The Slatest

The Federal Government Is Finally Ending Its Use of Private Prisons. That’s Not Enough.

An immigrant detainee holds his daughter during family visitation at the Adelanto Detention Facility, a private prison.

John Moore/Getty Images

The Department of Justice announced on Thursday that the federal government will stop relying on private prisons to house inmates, phasing them out over the next few years. Because states will continue contracting with private prisons, Thursday’s move won’t dislodge them altogether from the American criminal justice system. But the DOJ’s vigorous criticism of the substandard services of private prisons undoubtedly marks a shift in the political landscape—and a considerable victory for undocumented immigrants, who arguably suffered the most from the federal government’s use of such facilities.

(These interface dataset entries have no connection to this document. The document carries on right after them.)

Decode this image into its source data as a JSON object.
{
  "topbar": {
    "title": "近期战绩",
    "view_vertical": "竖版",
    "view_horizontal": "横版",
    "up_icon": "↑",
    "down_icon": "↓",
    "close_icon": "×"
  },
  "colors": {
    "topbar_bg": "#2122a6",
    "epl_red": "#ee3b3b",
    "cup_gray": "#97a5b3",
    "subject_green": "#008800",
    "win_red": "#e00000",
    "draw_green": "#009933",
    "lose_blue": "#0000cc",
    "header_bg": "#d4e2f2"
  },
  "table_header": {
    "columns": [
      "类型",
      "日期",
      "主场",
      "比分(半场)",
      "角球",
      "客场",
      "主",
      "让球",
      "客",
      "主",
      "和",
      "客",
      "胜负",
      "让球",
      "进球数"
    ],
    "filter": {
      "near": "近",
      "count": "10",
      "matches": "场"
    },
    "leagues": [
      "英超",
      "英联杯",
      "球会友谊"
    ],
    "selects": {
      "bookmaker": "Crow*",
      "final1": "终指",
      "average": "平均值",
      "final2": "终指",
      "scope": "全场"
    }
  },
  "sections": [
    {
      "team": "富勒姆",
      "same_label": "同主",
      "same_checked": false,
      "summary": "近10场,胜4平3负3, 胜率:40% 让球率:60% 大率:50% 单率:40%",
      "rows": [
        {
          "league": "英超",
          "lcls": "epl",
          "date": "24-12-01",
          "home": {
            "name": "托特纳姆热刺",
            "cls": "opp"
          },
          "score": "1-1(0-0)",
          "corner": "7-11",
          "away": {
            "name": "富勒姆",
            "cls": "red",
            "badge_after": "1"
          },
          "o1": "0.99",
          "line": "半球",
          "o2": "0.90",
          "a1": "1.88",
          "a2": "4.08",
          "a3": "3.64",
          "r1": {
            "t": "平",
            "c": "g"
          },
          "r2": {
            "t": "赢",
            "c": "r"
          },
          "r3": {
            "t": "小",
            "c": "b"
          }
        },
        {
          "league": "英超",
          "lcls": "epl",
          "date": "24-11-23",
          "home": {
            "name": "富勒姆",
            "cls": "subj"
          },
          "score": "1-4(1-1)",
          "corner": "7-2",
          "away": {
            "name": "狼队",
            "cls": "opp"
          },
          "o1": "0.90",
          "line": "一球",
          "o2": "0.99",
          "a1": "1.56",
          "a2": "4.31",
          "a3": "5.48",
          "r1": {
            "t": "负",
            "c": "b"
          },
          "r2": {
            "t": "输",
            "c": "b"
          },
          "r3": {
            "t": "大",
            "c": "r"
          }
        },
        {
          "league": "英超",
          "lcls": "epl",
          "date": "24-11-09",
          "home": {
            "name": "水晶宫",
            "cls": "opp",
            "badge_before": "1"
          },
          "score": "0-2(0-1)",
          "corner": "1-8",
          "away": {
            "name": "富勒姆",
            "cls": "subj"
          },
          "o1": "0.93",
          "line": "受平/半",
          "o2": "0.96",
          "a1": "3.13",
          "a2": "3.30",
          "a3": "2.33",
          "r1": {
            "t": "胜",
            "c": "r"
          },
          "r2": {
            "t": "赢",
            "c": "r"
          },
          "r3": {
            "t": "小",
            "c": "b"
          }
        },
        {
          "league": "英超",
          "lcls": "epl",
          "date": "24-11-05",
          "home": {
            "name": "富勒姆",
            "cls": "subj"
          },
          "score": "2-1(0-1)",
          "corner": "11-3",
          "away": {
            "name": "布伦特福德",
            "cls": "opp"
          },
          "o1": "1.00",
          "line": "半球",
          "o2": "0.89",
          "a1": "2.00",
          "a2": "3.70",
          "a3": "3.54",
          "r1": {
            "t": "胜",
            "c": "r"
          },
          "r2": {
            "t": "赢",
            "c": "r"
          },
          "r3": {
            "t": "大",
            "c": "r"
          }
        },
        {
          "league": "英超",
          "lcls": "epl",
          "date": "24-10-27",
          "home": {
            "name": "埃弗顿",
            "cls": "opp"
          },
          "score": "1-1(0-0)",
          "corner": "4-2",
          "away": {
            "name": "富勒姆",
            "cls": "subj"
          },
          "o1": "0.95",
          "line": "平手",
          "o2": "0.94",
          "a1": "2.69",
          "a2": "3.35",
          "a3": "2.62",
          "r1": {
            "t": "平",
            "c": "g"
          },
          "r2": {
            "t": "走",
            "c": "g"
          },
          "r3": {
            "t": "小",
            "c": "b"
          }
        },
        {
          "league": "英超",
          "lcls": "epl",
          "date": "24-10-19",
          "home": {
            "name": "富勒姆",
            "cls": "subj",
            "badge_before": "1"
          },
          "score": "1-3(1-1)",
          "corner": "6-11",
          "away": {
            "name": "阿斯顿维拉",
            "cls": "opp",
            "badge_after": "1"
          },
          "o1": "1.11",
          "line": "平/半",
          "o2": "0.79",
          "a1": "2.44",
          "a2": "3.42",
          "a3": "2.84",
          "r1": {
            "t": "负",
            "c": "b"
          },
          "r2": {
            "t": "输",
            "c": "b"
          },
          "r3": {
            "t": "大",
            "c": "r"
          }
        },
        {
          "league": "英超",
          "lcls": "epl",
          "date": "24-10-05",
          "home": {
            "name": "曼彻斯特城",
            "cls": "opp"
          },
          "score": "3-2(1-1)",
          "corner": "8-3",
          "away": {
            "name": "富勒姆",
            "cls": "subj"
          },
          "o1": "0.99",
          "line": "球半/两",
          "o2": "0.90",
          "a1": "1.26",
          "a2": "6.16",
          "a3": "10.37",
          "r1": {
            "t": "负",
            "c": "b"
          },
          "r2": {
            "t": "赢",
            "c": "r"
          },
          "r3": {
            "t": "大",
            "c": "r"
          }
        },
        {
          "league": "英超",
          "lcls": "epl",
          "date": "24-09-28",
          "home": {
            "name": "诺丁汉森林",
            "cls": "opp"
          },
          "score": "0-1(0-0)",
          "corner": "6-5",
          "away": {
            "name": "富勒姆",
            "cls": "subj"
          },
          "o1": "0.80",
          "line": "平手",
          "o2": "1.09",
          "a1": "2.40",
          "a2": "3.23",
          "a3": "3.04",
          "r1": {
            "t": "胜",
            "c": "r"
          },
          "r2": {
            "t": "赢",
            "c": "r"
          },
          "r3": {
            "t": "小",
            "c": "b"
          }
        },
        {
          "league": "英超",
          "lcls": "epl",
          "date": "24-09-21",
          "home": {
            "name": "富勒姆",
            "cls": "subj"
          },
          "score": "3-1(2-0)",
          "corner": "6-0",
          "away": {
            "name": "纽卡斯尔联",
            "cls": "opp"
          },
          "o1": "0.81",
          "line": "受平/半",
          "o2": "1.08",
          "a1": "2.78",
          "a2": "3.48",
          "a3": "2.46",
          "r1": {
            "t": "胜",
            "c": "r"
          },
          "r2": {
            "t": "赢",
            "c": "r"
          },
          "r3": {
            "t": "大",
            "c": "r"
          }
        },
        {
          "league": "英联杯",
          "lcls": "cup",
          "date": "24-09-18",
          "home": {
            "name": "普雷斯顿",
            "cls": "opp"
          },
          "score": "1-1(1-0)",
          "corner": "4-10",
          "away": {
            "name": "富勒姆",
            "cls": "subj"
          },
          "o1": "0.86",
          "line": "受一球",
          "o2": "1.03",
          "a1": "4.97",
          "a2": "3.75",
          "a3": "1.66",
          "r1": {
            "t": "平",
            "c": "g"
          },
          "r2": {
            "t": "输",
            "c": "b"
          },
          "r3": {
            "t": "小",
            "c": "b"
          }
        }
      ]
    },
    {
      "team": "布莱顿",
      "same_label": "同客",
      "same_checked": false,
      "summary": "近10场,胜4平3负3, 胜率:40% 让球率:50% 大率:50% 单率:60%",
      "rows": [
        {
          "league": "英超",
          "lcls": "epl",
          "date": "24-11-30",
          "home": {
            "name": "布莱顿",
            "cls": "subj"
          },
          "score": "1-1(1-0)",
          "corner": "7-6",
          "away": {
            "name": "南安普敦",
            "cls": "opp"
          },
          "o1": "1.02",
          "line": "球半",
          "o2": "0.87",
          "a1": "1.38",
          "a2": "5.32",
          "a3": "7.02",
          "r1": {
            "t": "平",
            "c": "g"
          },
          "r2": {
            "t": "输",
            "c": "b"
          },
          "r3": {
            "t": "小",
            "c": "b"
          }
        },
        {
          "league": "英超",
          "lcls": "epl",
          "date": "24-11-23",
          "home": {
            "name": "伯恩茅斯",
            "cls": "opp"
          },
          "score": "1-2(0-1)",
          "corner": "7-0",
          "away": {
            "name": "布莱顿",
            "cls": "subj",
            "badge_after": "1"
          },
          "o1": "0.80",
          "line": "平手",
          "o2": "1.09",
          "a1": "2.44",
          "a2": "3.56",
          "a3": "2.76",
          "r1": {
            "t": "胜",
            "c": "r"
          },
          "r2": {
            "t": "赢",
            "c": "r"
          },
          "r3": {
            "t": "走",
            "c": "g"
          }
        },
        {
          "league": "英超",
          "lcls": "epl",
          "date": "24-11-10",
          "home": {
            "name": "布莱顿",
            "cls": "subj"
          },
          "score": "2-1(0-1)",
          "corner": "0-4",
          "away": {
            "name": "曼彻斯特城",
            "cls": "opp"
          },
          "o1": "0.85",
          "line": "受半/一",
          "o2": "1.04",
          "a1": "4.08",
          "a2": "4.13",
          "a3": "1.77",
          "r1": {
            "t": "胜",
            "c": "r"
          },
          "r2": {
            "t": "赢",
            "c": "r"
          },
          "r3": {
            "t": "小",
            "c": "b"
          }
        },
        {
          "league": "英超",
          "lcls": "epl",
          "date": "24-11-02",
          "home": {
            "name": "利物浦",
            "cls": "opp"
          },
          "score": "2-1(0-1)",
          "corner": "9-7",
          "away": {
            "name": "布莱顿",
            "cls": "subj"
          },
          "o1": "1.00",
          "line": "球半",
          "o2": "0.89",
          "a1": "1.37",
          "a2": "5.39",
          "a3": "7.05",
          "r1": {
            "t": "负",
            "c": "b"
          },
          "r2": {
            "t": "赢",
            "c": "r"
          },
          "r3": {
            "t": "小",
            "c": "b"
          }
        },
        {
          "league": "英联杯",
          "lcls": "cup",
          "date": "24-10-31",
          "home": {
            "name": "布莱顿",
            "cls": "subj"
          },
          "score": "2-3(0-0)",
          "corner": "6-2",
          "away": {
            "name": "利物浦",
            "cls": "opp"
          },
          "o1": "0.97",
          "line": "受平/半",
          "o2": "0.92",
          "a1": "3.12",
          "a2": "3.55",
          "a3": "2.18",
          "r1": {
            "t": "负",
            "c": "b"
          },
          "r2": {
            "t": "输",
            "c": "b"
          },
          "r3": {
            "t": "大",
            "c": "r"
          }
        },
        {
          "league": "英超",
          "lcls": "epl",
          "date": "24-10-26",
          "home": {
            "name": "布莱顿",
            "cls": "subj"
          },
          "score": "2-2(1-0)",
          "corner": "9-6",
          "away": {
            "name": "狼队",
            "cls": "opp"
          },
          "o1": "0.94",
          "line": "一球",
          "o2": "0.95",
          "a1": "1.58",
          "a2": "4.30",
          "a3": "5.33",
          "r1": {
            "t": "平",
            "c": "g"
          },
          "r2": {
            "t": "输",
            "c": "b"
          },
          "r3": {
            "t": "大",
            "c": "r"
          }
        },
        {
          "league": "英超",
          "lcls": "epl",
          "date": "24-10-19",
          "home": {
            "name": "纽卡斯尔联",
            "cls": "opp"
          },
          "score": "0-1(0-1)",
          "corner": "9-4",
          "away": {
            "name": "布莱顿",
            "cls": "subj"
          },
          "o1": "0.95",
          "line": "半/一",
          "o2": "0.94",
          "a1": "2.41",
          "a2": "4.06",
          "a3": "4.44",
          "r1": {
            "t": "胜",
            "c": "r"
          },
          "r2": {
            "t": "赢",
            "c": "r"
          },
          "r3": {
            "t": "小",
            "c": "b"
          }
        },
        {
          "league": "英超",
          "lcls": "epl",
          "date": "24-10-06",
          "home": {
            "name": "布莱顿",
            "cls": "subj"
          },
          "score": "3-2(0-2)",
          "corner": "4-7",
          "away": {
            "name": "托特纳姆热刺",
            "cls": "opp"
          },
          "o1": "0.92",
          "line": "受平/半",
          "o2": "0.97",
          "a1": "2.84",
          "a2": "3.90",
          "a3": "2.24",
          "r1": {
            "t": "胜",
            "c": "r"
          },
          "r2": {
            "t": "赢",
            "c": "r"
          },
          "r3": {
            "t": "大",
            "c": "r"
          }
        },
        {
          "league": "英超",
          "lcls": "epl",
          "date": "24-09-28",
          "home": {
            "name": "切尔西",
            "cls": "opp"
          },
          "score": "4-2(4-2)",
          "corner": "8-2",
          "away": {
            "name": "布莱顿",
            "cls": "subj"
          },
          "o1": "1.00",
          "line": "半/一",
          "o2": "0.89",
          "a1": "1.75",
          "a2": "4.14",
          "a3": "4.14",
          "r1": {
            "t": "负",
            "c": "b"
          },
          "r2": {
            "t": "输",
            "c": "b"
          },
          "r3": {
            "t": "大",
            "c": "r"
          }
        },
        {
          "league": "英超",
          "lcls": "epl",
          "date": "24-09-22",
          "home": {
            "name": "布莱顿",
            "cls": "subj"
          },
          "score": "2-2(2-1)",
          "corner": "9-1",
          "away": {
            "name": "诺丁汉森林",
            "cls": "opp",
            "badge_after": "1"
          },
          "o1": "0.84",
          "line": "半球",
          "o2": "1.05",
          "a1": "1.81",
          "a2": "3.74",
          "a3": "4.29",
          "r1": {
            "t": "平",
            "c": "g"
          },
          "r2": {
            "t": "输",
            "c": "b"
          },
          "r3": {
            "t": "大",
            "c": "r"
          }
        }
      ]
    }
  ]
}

Currently, private prisons house about 22,660 federal inmates, many of whom are immigrants awaiting (or appealing) their deportation. Because the detention of undocumented immigrants is so lucrative for private prisons, the industry has spent millions of dollars lobbying for harsher enforcement of immigration laws. Private prison lobbyists have focused on persuading Congress to maintain a federal quota that requires the detention of a certain number of immigrants at all times. These lobbyists have also spent millions on the state level to encourage legislators to pass draconian immigration laws that ensnare more immigrants and send them into the federal detention system. Of the 36 co-sponsors of Arizona’s unconstitutional 2010 immigration law, for instance, 30 had received campaign contributions from private prison companies and lobbyists.

Because private prisons are not subject to the same federal public records laws as government-run prisons, many facts about their operation remains intentionally shrouded in mystery. (The industry has spent $7 million lobbying against proposed policies that would apply public records laws to their facilities.) One investigation found that some private prisons put inmates in solitary confinement for extended periods simply because there are no other beds available. Another found routine abuse and neglect, including inhumane overcrowding and vermin infestation. (A blockbuster Mother Jones report released this summer documented the many horrors of private prison life in graphic detail.)

Private prisons are often touted as a deal for taxpayers, and the industry has heavily promoted the notion that they are less expensive to the government than traditional facilities. This contention, however, appears to be a myth. While industry-funded studies have found that private prisons are marginally less expensive, independent analyses have arrived at a different conclusion: These facilities cherry-pick their inmates, housing the healthier ones and passing along the “high need” (i.e., more costly) prisoners to government-run prisons.

The DOJ’s recent report on private prisons, the impetus behind its Thursday announcement, noted the weakness of the industry’s claims of cost-effectiveness. It also confirmed what so many investigations have already found: Private prisons have serious “safety and security deficiencies” and have “incurred more safety and security incidents” than government-run prisons. “In recent years,” the report noted, “disturbances in several [private] prisons have resulted in extensive property damage, bodily injury, and the death of a Correctional Officer.” The facilities may also provide inferior medical services; in 2011, inmates at one private prison assaulted staff members after their allegedly negligent response to a medical emergency resulted in an inmate’s death.

This year is an especially opportune moment for the shift away from private prisons, since broader criminal justice reforms have spurred a steady decline in the federal prison population (including a drop in private prison inmates). As Deputy Attorney General Sally Yates explained on Thursday, “The fact of the matter is that private prisons don’t compare favorably to Bureau of Prisons facilities in terms of safety or security or services, and now with the decline in the federal prison population, we have both the opportunity and the responsibility to do something about that.”

Shortly after the DOJ’s announcement, shares in America’s two largest private prison companies dropped 40 percent, an immediate indication that the industry’s halcyon days of high profitability could be coming to an end. Unfortunately, the DOJ’s move against private prisons won’t end these companies’ affiliation with the federal government. The Department of Homeland Security runs more than 100 immigration detention centers around the country—many of which are owned and operated by the same companies that run private prisons. (One of these companies just received a $1 billion contract from the Obama administration to detain Latin American asylum seekers.)

These centers must be civil, not punitive, in order to comply with the Constitution. But in practice, they’re often plagued by the same problems that spurred the DOJ to disassociate with private prisons. Thursday’s announcement, then, may be a considerable victory. But it won’t prevent the private prison industry from continuing to profit off immigration detention.